Sorry for the delay. We are experienceing power failures at the moment.
Before leaving for Hanoi we spend a little time at the beautiful Hai Van Pass. It is a beautiful drive and at the pass itself there are structures of strategic importance that was left by the Cham people, then the French, and then by the Americans. Prepare to be told how beautiful or handsome you are. The gals with the shops in the pass are real salespeople. You can find a lot more information on the Hai Van pass here.
It is a long way to Hanoi, so we elect to go by air. I have heard there is a nice stretch to see by train, but the time saved by flying fits our schedule. An interesting thing though…. Flying and taking the train is about the same cost. The extra baggage chare was not too big, and sometimes they just let it go, so that worked well also. An hour and a half and we are in Hanoi.
The main Hanoi sights seem less important in this old French colonial capital than absorbing the atmosphere of a city on the move.
The main attractions are found around the Ho Chi Minh Mausoleum complex which lies some 3km away from the Old Quarter where you’ll probably be staying.
Ho Chi Minh Mausoleum
This cold, grey block of marble is Ho Chi Minh’s final resting place where, in spite of his wishes to be cremated, his body lies in state similar Lenin, Stalin and Mao, other great communist leaders before him.
Presidential Palace & Ho Chi Minh’s Stilt House
Take the path that leads behind the mausoleum and enter grounds where you’ll come to the large, yellow Presidential Palace which was the former home of the Governor General of Indochina.
Next you’ll come to a pond stocked with carp before arriving at the stilt house which was reputedly the home and workplace of Ho Chi Minh from 1958 until his death in 1969.
One Pillar Pagoda
Still within the complex continue beyond the gift shop and you’ll come to Hanoi’s One Pillar Pagoda which dates back to the 11th century.
Fine Arts Museum
The evolution of Vietnamese art is shown on the three floors of this former French Ministry of Information building.
Temple of Literature
Directly across the road from the Fine Arts Museum is the back wall of the Temple of Literature which is a haven of peace away from the incessant traffic and attention of cyclo riders.
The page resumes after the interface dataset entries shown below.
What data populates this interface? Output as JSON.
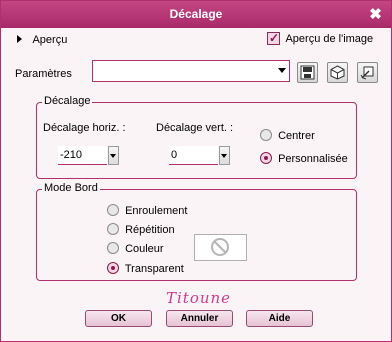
{
  "window": {
    "title": "Décalage"
  },
  "preview": {
    "toggle_label": "Aperçu",
    "image_label": "Aperçu de l'image",
    "image_checked": true
  },
  "params": {
    "label": "Paramètres",
    "value": ""
  },
  "offset": {
    "title": "Décalage",
    "horiz_label": "Décalage horiz. :",
    "horiz_value": "-210",
    "vert_label": "Décalage vert. :",
    "vert_value": "0",
    "center_label": "Centrer",
    "custom_label": "Personnalisée",
    "selected": "custom"
  },
  "edge_mode": {
    "title": "Mode Bord",
    "options": [
      "Enroulement",
      "Répétition",
      "Couleur",
      "Transparent"
    ],
    "selected": "Transparent"
  },
  "signature": "Titoune",
  "buttons": {
    "ok": "OK",
    "cancel": "Annuler",
    "help": "Aide"
  },
  "colors": {
    "accent": "#b0306e",
    "title_bar": "#b83a78"
  },
  "icons": [
    "close-icon",
    "save-icon",
    "randomize-icon",
    "reset-icon",
    "no-color-icon"
  ]
}
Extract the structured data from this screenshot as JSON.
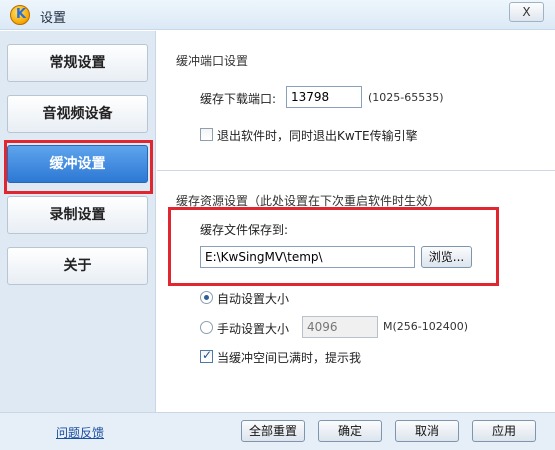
{
  "window": {
    "title": "设置",
    "close_glyph": "X"
  },
  "sidebar": {
    "items": [
      {
        "label": "常规设置",
        "active": false
      },
      {
        "label": "音视频设备",
        "active": false
      },
      {
        "label": "缓冲设置",
        "active": true
      },
      {
        "label": "录制设置",
        "active": false
      },
      {
        "label": "关于",
        "active": false
      }
    ]
  },
  "buffer_port": {
    "section_title": "缓冲端口设置",
    "port_label": "缓存下载端口:",
    "port_value": "13798",
    "port_range": "(1025-65535)",
    "exit_checkbox_label": "退出软件时，同时退出KwTE传输引擎",
    "exit_checkbox_checked": false
  },
  "buffer_resource": {
    "section_title": "缓存资源设置（此处设置在下次重启软件时生效）",
    "save_to_label": "缓存文件保存到:",
    "path_value": "E:\\KwSingMV\\temp\\",
    "browse_label": "浏览...",
    "auto_size_label": "自动设置大小",
    "auto_size_selected": true,
    "manual_size_label": "手动设置大小",
    "manual_size_selected": false,
    "manual_size_value": "4096",
    "manual_size_range": "M(256-102400)",
    "notify_full_label": "当缓冲空间已满时，提示我",
    "notify_full_checked": true
  },
  "footer": {
    "feedback_link": "问题反馈",
    "reset_all_label": "全部重置",
    "ok_label": "确定",
    "cancel_label": "取消",
    "apply_label": "应用"
  },
  "colors": {
    "highlight_box": "#e0262e",
    "active_tab": "#2c78d4",
    "sidebar_bg": "#dfe9f4"
  },
  "icons": {
    "app": "kwsing-logo-icon",
    "close": "close-icon"
  }
}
It is architecturally interesting and was the site of Vietnam’s first university.
Hoan Kiem Lake dominates the centre of the capital. A stroll around the water edge is a welcome break from the chaotic and claustrophobic streets of the Old Quarter. Cross the wooden at the northern end of the lake which takes you to the Ngoc Son Temple.
The art form of water puppetry dates back over 1000 years when it was started by rice farmers in North Vietnam. The Hanoi Water Puppet Theatre has performed their art worldwide. Well worth an hour of your time.
Thanks to The Vietnam travel guide for some of the material. After finishing up our city tour, we are off to book a tour through one of the many tour companies that can be found in the old quarter of Hanoi. It is a difficult choice because of how many there are but a little research on the company names in the hotel lobby computer helps make the decision easier.